Or, and this from a prominent former FOMCer Narayana Kocherlakota, “When Discredited Policies Make Sense”:
Presidential candidates Donald Trump and Bernie Sanders have proposed policies that run counter to literally centuries of economic thought. In the current environment of extremely low interest rates and low inflation, however, they might make more sense than most economists recognize.
The Federal Reserve faces a big challenge: It wants to get inflation up to its 2-percent target, but so far its stimulus efforts have failed to reach that goal. So there’s a good chance it will keep interest rates low, even if inflation pressures pick up a bit. This likely passivity of monetary policy creates a highly unusual situation, in which certain much-discussed economic initiatives could have an unusually positive effect.
So, monetary policy has been “passively” tightening.
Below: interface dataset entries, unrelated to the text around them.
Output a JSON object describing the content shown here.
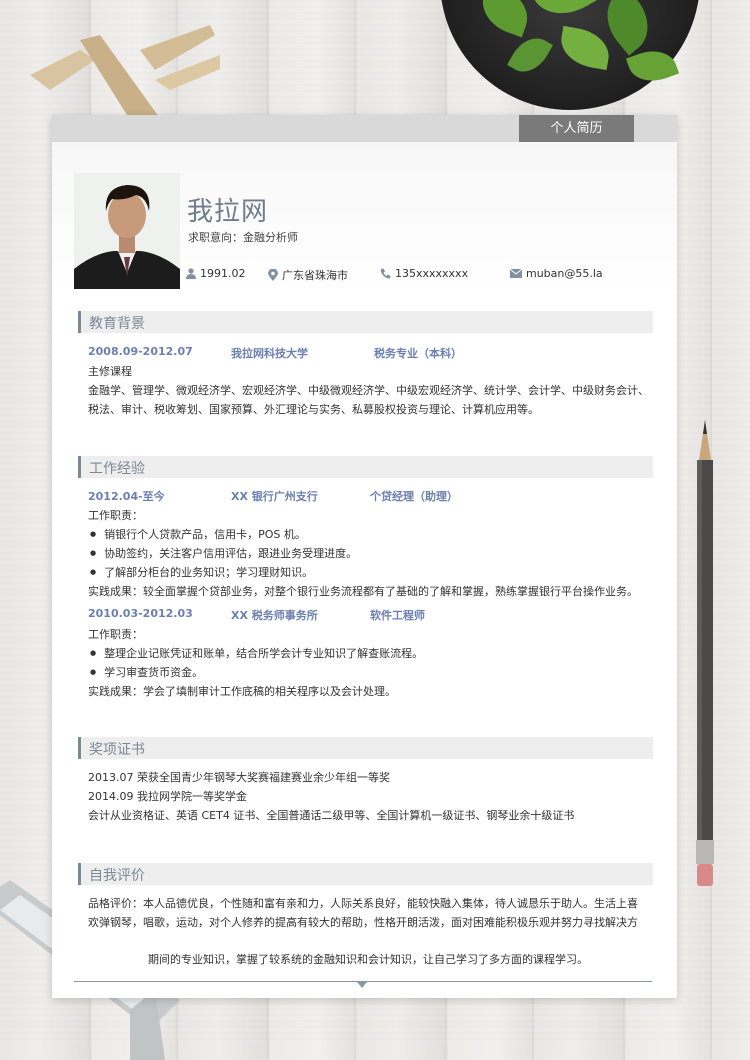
{
  "header": {
    "tag": "个人简历",
    "name": "我拉网",
    "intent_label": "求职意向：",
    "intent_value": "金融分析师",
    "birth": "1991.02",
    "location": "广东省珠海市",
    "phone": "135xxxxxxxx",
    "email": "muban@55.la"
  },
  "education": {
    "title": "教育背景",
    "period": "2008.09-2012.07",
    "school": "我拉网科技大学",
    "major": "税务专业（本科）",
    "courses_label": "主修课程",
    "courses_line1": "金融学、管理学、微观经济学、宏观经济学、中级微观经济学、中级宏观经济学、统计学、会计学、中级财务会计、",
    "courses_line2": "税法、审计、税收筹划、国家预算、外汇理论与实务、私募股权投资与理论、计算机应用等。"
  },
  "work": {
    "title": "工作经验",
    "jobs": [
      {
        "period": "2012.04-至今",
        "company": "XX 银行广州支行",
        "position": "个贷经理（助理）",
        "duty_label": "工作职责：",
        "duties": [
          "销银行个人贷款产品，信用卡，POS 机。",
          "协助签约，关注客户信用评估，跟进业务受理进度。",
          "了解部分柜台的业务知识；学习理财知识。"
        ],
        "result": "实践成果：较全面掌握个贷部业务，对整个银行业务流程都有了基础的了解和掌握，熟练掌握银行平台操作业务。"
      },
      {
        "period": "2010.03-2012.03",
        "company": "XX 税务师事务所",
        "position": "软件工程师",
        "duty_label": "工作职责：",
        "duties": [
          "整理企业记账凭证和账单，结合所学会计专业知识了解查账流程。",
          "学习审查货币资金。"
        ],
        "result": "实践成果：学会了填制审计工作底稿的相关程序以及会计处理。"
      }
    ]
  },
  "awards": {
    "title": "奖项证书",
    "items": [
      "2013.07  荣获全国青少年钢琴大奖赛福建赛业余少年组一等奖",
      "2014.09  我拉网学院一等奖学金",
      "会计从业资格证、英语 CET4 证书、全国普通话二级甲等、全国计算机一级证书、钢琴业余十级证书"
    ]
  },
  "self": {
    "title": "自我评价",
    "line1": "品格评价：本人品德优良，个性随和富有亲和力，人际关系良好，能较快融入集体，待人诚恳乐于助人。生活上喜",
    "line2": "欢弹钢琴，唱歌，运动，对个人修养的提高有较大的帮助，性格开朗活泼，面对困难能积极乐观并努力寻找解决方",
    "line3": "期间的专业知识，掌握了较系统的金融知识和会计知识，让自己学习了多方面的课程学习。"
  },
  "icons": {
    "birth": "person-icon",
    "location": "location-pin-icon",
    "phone": "phone-icon",
    "email": "envelope-icon"
  },
  "colors": {
    "accent": "#7b8896",
    "highlight": "#6b7fb0",
    "tag_bg": "#7a7a7a"
  }
}
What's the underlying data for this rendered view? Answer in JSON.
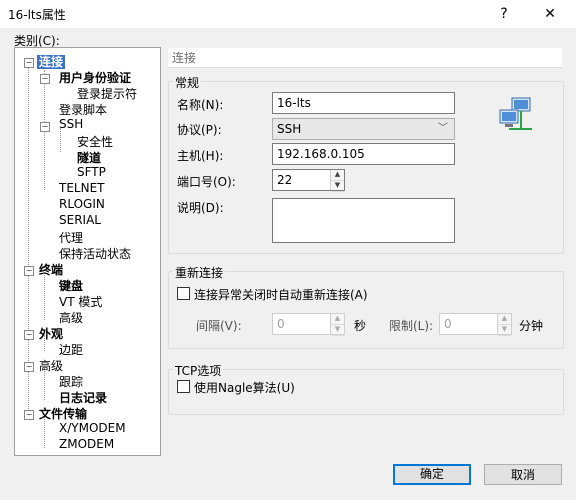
{
  "window": {
    "title": "16-lts属性",
    "help": "?",
    "close": "✕"
  },
  "category_label": "类别(C):",
  "tree": {
    "connection": "连接",
    "auth": "用户身份验证",
    "login_prompt": "登录提示符",
    "login_script": "登录脚本",
    "ssh": "SSH",
    "security": "安全性",
    "tunnel": "隧道",
    "sftp": "SFTP",
    "telnet": "TELNET",
    "rlogin": "RLOGIN",
    "serial": "SERIAL",
    "proxy": "代理",
    "keepalive": "保持活动状态",
    "terminal": "终端",
    "keyboard": "键盘",
    "vt_mode": "VT 模式",
    "terminal_advanced": "高级",
    "appearance": "外观",
    "margin": "边距",
    "advanced": "高级",
    "trace": "跟踪",
    "logging": "日志记录",
    "file_transfer": "文件传输",
    "xymodem": "X/YMODEM",
    "zmodem": "ZMODEM"
  },
  "panel": {
    "title": "连接"
  },
  "general": {
    "label": "常规",
    "name_label": "名称(N):",
    "name_value": "16-lts",
    "protocol_label": "协议(P):",
    "protocol_value": "SSH",
    "host_label": "主机(H):",
    "host_value": "192.168.0.105",
    "port_label": "端口号(O):",
    "port_value": "22",
    "desc_label": "说明(D):",
    "desc_value": ""
  },
  "reconnect": {
    "label": "重新连接",
    "checkbox_label": "连接异常关闭时自动重新连接(A)",
    "interval_label": "间隔(V):",
    "interval_value": "0",
    "interval_unit": "秒",
    "limit_label": "限制(L):",
    "limit_value": "0",
    "limit_unit": "分钟"
  },
  "tcp": {
    "label": "TCP选项",
    "nagle_label": "使用Nagle算法(U)"
  },
  "buttons": {
    "ok": "确定",
    "cancel": "取消"
  },
  "icon": {
    "name": "network-computers-icon"
  }
}
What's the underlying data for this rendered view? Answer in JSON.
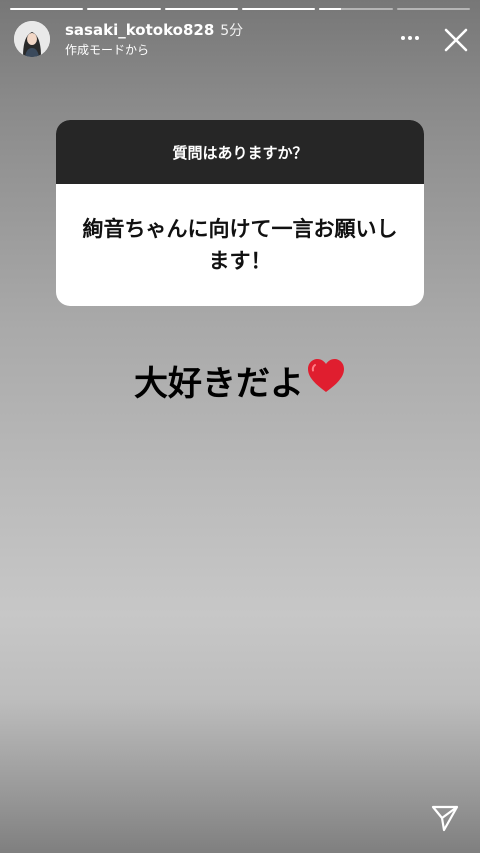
{
  "story": {
    "progress_segments": [
      {
        "fill": 1
      },
      {
        "fill": 1
      },
      {
        "fill": 1
      },
      {
        "fill": 1
      },
      {
        "fill": 0.3
      },
      {
        "fill": 0
      }
    ],
    "username": "sasaki_kotoko828",
    "time_ago": "5分",
    "subtitle": "作成モードから"
  },
  "question_sticker": {
    "header": "質問はありますか？",
    "question": "絢音ちゃんに向けて一言お願いします！"
  },
  "answer": {
    "text": "大好きだよ",
    "emoji": "red-heart"
  },
  "icons": {
    "more": "more-dots-icon",
    "close": "close-icon",
    "send": "send-icon"
  },
  "colors": {
    "sticker_header_bg": "#262626",
    "heart": "#e01e2f"
  }
}
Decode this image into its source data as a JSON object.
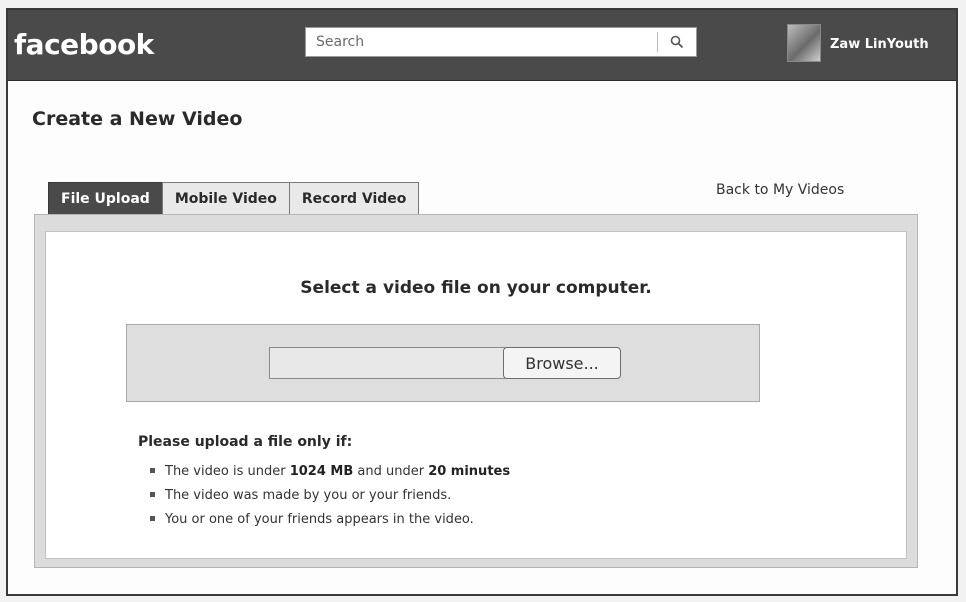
{
  "header": {
    "logo": "facebook",
    "search_placeholder": "Search",
    "search_icon": "magnifier-icon",
    "user_name": "Zaw LinYouth"
  },
  "page": {
    "title": "Create a New Video"
  },
  "tabs": [
    {
      "label": "File Upload",
      "active": true
    },
    {
      "label": "Mobile Video",
      "active": false
    },
    {
      "label": "Record Video",
      "active": false
    }
  ],
  "back_link": "Back to My Videos",
  "upload": {
    "heading": "Select a video file on your computer.",
    "file_path_value": "",
    "browse_label": "Browse..."
  },
  "rules": {
    "heading": "Please upload a file only if:",
    "items": [
      {
        "pre": "The video is under ",
        "b1": "1024 MB",
        "mid": " and under ",
        "b2": "20 minutes"
      },
      {
        "text": "The video was made by you or your friends."
      },
      {
        "text": "You or one of your friends appears in the video."
      }
    ]
  },
  "colors": {
    "header_bg": "#4a4a4a",
    "active_tab_bg": "#4a4a4a",
    "panel_bg": "#dcdcdc"
  }
}
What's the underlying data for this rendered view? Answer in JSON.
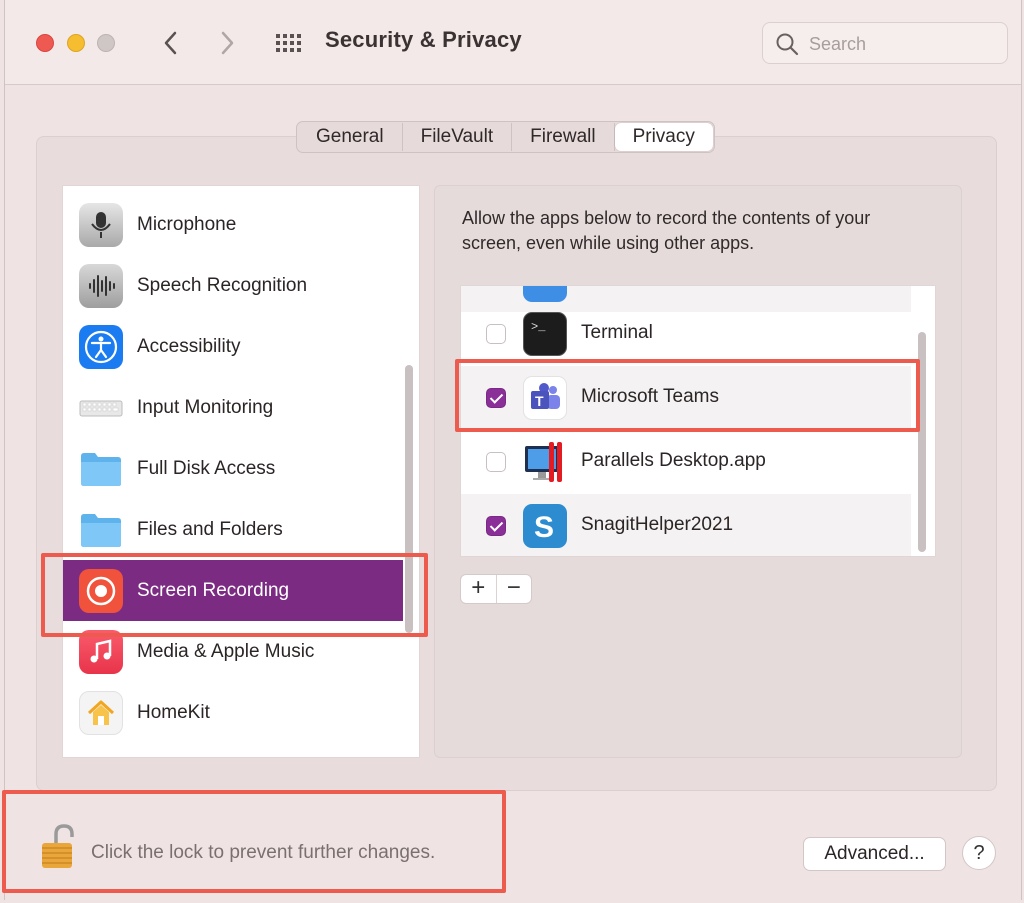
{
  "window": {
    "title": "Security & Privacy",
    "search_placeholder": "Search"
  },
  "tabs": [
    {
      "label": "General",
      "active": false
    },
    {
      "label": "FileVault",
      "active": false
    },
    {
      "label": "Firewall",
      "active": false
    },
    {
      "label": "Privacy",
      "active": true
    }
  ],
  "sidebar": {
    "items": [
      {
        "label": "Microphone",
        "icon": "microphone-icon"
      },
      {
        "label": "Speech Recognition",
        "icon": "waveform-icon"
      },
      {
        "label": "Accessibility",
        "icon": "accessibility-icon"
      },
      {
        "label": "Input Monitoring",
        "icon": "keyboard-icon"
      },
      {
        "label": "Full Disk Access",
        "icon": "folder-icon"
      },
      {
        "label": "Files and Folders",
        "icon": "folder-icon"
      },
      {
        "label": "Screen Recording",
        "icon": "record-icon",
        "selected": true
      },
      {
        "label": "Media & Apple Music",
        "icon": "music-icon"
      },
      {
        "label": "HomeKit",
        "icon": "home-icon"
      }
    ]
  },
  "main": {
    "description": "Allow the apps below to record the contents of your screen, even while using other apps.",
    "apps": [
      {
        "name": "Terminal",
        "checked": false,
        "icon": "terminal-icon"
      },
      {
        "name": "Microsoft Teams",
        "checked": true,
        "icon": "teams-icon"
      },
      {
        "name": "Parallels Desktop.app",
        "checked": false,
        "icon": "parallels-icon"
      },
      {
        "name": "SnagitHelper2021",
        "checked": true,
        "icon": "snagit-icon"
      }
    ],
    "add_label": "+",
    "remove_label": "−"
  },
  "footer": {
    "lock_text": "Click the lock to prevent further changes.",
    "advanced_label": "Advanced...",
    "help_label": "?"
  },
  "colors": {
    "selection": "#7c2b83",
    "checkbox_on": "#8a2f97",
    "highlight": "#ec5b4e"
  }
}
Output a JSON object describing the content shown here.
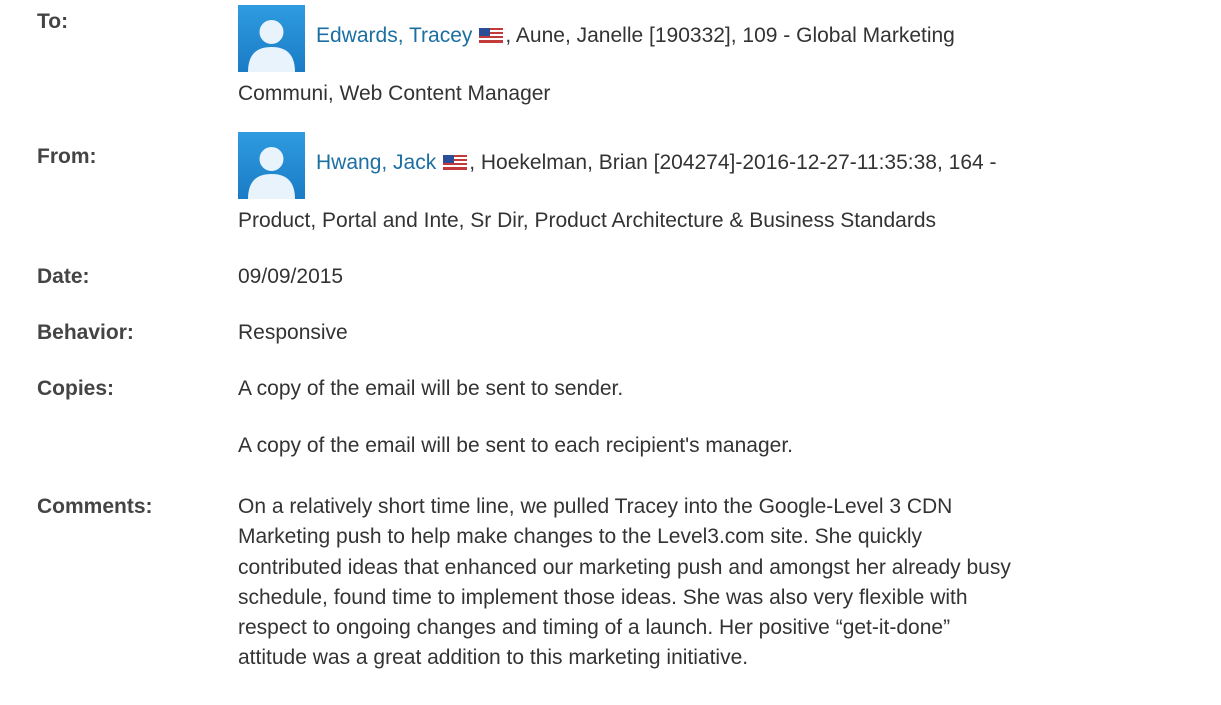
{
  "to": {
    "label": "To:",
    "recipient_name": "Edwards, Tracey",
    "recipient_details_line1": ", Aune, Janelle [190332], 109 - Global Marketing",
    "recipient_details_line2": "Communi, Web Content Manager",
    "avatar_icon": "user-avatar-icon",
    "flag_icon": "us-flag-icon"
  },
  "from": {
    "label": "From:",
    "sender_name": "Hwang, Jack",
    "sender_details_line1": ", Hoekelman, Brian [204274]-2016-12-27-11:35:38, 164 -",
    "sender_details_line2": "Product, Portal and Inte, Sr Dir, Product Architecture & Business Standards",
    "avatar_icon": "user-avatar-icon",
    "flag_icon": "us-flag-icon"
  },
  "date": {
    "label": "Date:",
    "value": "09/09/2015"
  },
  "behavior": {
    "label": "Behavior:",
    "value": "Responsive"
  },
  "copies": {
    "label": "Copies:",
    "line1": "A copy of the email will be sent to sender.",
    "line2": "A copy of the email will be sent to each recipient's manager."
  },
  "comments": {
    "label": "Comments:",
    "text": "On a relatively short time line, we pulled Tracey into the Google-Level 3 CDN\nMarketing push to help make changes to the Level3.com site. She quickly\ncontributed ideas that enhanced our marketing push and amongst her already busy\nschedule, found time to implement those ideas. She was also very flexible with\nrespect to ongoing changes and timing of a launch. Her positive “get-it-done”\nattitude was a great addition to this marketing initiative."
  },
  "colors": {
    "link": "#1b6fa3",
    "label": "#444444",
    "text": "#333333",
    "avatar_bg": "#2f9be0"
  }
}
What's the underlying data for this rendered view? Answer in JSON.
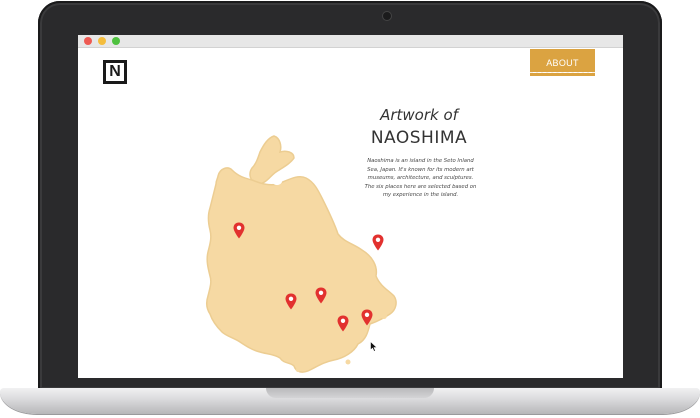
{
  "site": {
    "logo_letter": "N",
    "about_label": "ABOUT",
    "title_line1": "Artwork of",
    "title_line2": "NAOSHIMA",
    "description": "Naoshima is an island in the Seto Inland Sea, Japan. It's known for its modern art museums, architecture, and sculptures. The six places here are selected based on my experience in the island."
  },
  "map": {
    "island_color": "#f6d9a3",
    "island_edge_color": "#eccd92",
    "pin_color": "#e2312f",
    "pin_count": 6
  },
  "colors": {
    "about_button": "#dba341",
    "bezel": "#2a2a2c",
    "window_close": "#ee5a53",
    "window_minimize": "#f4bd3d",
    "window_zoom": "#4fc13f"
  }
}
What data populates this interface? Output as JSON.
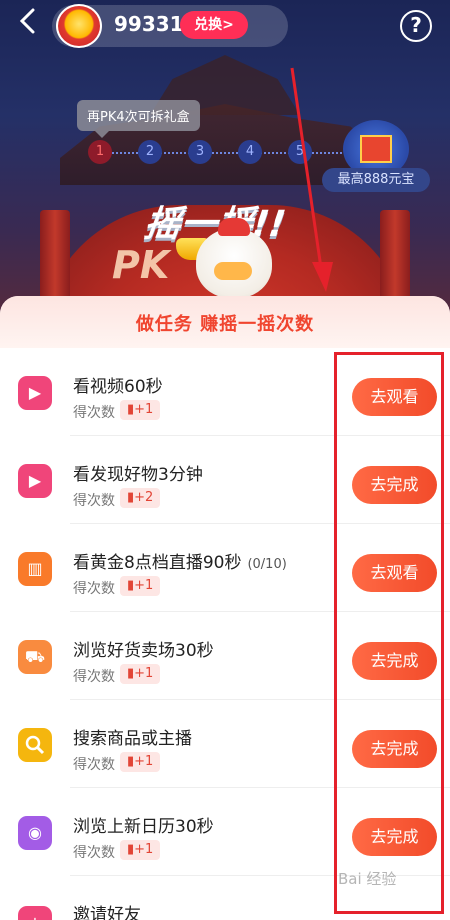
{
  "header": {
    "back_icon": "chevron-left-icon",
    "coin_icon": "gold-ingot-icon",
    "coin_value": "99331",
    "exchange_label": "兑换>",
    "help_label": "?"
  },
  "banner": {
    "tooltip": "再PK4次可拆礼盒",
    "steps": [
      "1",
      "2",
      "3",
      "4",
      "5"
    ],
    "active_step": 1,
    "gift_caption": "最高888元宝",
    "shake_title": "摇一摇!!",
    "pk_text": "PK"
  },
  "sheet": {
    "title": "做任务 赚摇一摇次数",
    "reward_prefix": "得次数",
    "tasks": [
      {
        "title": "看视频60秒",
        "progress": "",
        "reward": "+1",
        "button": "去观看",
        "icon": "video-icon",
        "color": "#f0457a"
      },
      {
        "title": "看发现好物3分钟",
        "progress": "",
        "reward": "+2",
        "button": "去完成",
        "icon": "video-icon",
        "color": "#f0457a"
      },
      {
        "title": "看黄金8点档直播90秒",
        "progress": "(0/10)",
        "reward": "+1",
        "button": "去观看",
        "icon": "tv-icon",
        "color": "#f97a2a"
      },
      {
        "title": "浏览好货卖场30秒",
        "progress": "",
        "reward": "+1",
        "button": "去完成",
        "icon": "cart-icon",
        "color": "#f98b3f"
      },
      {
        "title": "搜索商品或主播",
        "progress": "",
        "reward": "+1",
        "button": "去完成",
        "icon": "search-icon",
        "color": "#f5b60e"
      },
      {
        "title": "浏览上新日历30秒",
        "progress": "",
        "reward": "+1",
        "button": "去完成",
        "icon": "eye-icon",
        "color": "#a35ce6"
      },
      {
        "title": "邀请好友",
        "progress": "",
        "reward": "",
        "button": "",
        "icon": "invite-icon",
        "color": "#f0457a"
      }
    ]
  },
  "watermark": "Bai 经验"
}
Market Monetarists agree with that. Kocherlakota hopes (in vain) that monetary policy will remain “passive”, but in “stimulating fashion”.
For example, he argues:
- Increasing the minimum wage. What if Congress decided to increase the federal minimum wage by 10 percent a year over the next five years? Typically, economists would be concerned about the impact on employment: Higher wages might lead businesses to employ fewer workers. With monetary policy out of the picture, though, the move might actually help. The expectation of higher wages would cause consumers to expect more inflation over the next few years, leading them to buy more goods and services now, before prices went up. To meet this added demand, businesses would have to boost production and hiring.
Similar reasoning for other ‘favorited” measures:
Increasing import tariffs, and Imposing restrictions on immigration.
The Fed’s response is crucial in all these cases. Typically, the central bank reacts to increases in inflation by raising interest rates sharply — a move that would choke off any demand that the policy measures might generate. With inflation running well below target, however, it’s appropriate for the Fed to hold rates low even if it sees a modest increase in inflationary pressures. It’s this subdued reaction function that allows the policy initiatives to have more positive effects.
It´s the sort of argument that will be eagerly embraced by the “End the Fed crowd”!